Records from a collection
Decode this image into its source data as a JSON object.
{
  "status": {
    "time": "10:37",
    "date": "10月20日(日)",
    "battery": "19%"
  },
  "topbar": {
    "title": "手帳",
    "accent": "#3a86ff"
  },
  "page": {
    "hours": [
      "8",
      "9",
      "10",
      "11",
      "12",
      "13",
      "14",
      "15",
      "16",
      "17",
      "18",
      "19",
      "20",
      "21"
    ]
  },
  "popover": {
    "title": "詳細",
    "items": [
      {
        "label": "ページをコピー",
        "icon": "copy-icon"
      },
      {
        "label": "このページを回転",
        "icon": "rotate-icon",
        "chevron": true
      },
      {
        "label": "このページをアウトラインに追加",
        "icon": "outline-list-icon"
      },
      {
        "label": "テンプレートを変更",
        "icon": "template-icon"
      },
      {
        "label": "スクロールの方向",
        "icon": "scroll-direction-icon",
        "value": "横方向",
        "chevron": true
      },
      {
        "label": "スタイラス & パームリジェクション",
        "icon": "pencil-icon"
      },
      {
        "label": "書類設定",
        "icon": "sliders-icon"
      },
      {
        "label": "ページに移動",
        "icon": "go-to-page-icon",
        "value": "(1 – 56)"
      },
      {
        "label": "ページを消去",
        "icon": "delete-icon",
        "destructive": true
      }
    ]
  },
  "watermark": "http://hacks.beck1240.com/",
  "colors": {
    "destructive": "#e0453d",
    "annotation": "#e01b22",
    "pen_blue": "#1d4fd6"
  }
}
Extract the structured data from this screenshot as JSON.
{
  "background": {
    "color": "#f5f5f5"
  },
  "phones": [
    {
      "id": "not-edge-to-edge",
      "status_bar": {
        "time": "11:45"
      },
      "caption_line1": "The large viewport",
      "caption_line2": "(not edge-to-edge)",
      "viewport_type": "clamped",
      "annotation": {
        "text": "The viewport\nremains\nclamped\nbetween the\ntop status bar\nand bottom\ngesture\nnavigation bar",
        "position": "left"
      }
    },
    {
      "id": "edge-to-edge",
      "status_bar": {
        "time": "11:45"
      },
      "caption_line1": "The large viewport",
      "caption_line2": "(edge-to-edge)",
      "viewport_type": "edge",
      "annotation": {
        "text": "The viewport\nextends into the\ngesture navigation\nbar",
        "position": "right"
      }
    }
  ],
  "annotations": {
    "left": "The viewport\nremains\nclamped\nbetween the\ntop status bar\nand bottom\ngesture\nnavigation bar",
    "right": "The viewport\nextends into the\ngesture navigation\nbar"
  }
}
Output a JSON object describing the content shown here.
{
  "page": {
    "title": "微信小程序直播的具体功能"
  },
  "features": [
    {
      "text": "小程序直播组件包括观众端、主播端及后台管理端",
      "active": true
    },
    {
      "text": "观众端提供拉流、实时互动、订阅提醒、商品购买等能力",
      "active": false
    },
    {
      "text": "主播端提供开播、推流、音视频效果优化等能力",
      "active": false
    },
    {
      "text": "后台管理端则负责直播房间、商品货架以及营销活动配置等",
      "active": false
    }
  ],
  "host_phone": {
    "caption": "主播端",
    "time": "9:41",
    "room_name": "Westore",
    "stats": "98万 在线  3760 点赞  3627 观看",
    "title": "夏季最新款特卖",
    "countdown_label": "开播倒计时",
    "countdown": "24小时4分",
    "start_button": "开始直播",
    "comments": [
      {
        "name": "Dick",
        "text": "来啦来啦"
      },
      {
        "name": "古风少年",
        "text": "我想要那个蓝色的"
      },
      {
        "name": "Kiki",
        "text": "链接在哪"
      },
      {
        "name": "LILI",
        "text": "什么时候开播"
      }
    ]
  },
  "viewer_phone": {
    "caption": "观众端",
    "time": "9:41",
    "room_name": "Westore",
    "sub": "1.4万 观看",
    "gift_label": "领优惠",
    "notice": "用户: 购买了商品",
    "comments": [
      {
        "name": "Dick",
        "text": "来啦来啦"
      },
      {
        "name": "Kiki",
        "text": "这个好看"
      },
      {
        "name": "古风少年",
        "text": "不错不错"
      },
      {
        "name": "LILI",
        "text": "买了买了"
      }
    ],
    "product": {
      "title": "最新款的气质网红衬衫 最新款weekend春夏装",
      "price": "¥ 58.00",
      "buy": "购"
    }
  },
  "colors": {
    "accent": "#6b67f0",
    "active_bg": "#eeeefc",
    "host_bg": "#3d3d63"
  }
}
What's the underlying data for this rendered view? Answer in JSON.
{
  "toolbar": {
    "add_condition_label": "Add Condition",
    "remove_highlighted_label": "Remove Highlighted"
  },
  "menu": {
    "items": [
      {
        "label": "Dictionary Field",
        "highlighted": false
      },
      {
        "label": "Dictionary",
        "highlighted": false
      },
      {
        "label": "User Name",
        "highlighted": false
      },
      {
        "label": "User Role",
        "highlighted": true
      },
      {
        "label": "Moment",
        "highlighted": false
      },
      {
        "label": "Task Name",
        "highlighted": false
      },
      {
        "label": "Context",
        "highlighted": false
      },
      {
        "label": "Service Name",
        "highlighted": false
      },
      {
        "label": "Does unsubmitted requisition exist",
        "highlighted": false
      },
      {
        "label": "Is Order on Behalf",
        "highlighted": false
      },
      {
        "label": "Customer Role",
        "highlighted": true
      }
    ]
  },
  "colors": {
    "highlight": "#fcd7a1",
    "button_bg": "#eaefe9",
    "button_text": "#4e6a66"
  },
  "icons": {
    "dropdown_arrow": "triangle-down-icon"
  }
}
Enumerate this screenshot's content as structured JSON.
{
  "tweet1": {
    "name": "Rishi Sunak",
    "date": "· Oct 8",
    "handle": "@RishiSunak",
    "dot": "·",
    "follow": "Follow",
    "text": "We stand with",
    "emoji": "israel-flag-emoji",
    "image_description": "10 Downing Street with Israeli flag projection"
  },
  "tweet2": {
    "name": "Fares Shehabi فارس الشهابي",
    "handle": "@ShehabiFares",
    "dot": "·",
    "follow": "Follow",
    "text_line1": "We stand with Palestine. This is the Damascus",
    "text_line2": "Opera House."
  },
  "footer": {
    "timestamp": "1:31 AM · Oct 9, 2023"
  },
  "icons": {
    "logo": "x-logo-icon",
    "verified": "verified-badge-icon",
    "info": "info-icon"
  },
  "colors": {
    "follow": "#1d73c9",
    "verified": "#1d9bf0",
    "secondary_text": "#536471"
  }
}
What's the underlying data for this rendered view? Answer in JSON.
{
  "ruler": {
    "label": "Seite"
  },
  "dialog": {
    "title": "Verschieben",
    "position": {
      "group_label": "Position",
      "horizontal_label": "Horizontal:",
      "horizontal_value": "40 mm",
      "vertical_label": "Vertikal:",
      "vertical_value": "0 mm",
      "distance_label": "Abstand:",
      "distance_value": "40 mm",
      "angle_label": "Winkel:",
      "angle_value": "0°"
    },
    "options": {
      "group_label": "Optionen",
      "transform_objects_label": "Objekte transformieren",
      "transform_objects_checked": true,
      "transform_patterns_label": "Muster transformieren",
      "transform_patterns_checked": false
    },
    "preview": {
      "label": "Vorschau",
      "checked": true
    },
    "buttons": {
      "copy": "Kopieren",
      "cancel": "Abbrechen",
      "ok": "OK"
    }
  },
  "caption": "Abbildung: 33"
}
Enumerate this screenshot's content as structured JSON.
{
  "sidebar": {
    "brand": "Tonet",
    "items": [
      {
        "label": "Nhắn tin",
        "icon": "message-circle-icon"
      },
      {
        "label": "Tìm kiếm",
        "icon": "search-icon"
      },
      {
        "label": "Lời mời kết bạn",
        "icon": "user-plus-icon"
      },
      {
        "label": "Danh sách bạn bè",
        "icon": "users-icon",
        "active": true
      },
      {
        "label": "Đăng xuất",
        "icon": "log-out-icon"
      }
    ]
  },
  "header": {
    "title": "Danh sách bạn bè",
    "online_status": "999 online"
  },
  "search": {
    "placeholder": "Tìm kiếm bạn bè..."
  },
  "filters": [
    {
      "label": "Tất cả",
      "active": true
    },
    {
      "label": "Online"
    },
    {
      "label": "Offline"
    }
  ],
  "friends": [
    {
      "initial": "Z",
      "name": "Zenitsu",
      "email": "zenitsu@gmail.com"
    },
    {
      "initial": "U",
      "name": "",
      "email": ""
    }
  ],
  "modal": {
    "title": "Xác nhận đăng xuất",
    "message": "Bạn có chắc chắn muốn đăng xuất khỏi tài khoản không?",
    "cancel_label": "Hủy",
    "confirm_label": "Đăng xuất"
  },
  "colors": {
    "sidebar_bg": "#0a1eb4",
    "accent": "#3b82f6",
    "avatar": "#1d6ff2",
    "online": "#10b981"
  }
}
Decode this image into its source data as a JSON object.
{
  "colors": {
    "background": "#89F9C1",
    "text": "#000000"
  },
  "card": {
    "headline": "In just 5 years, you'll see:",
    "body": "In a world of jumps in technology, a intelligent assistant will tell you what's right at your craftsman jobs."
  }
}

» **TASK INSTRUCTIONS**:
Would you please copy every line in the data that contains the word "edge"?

» **SOLUTION BELOW**:
      "id": "not-edge-to-edge",
      "caption_line2": "(not edge-to-edge)",
      "id": "edge-to-edge",
      "caption_line2": "(edge-to-edge)",
      "viewport_type": "edge",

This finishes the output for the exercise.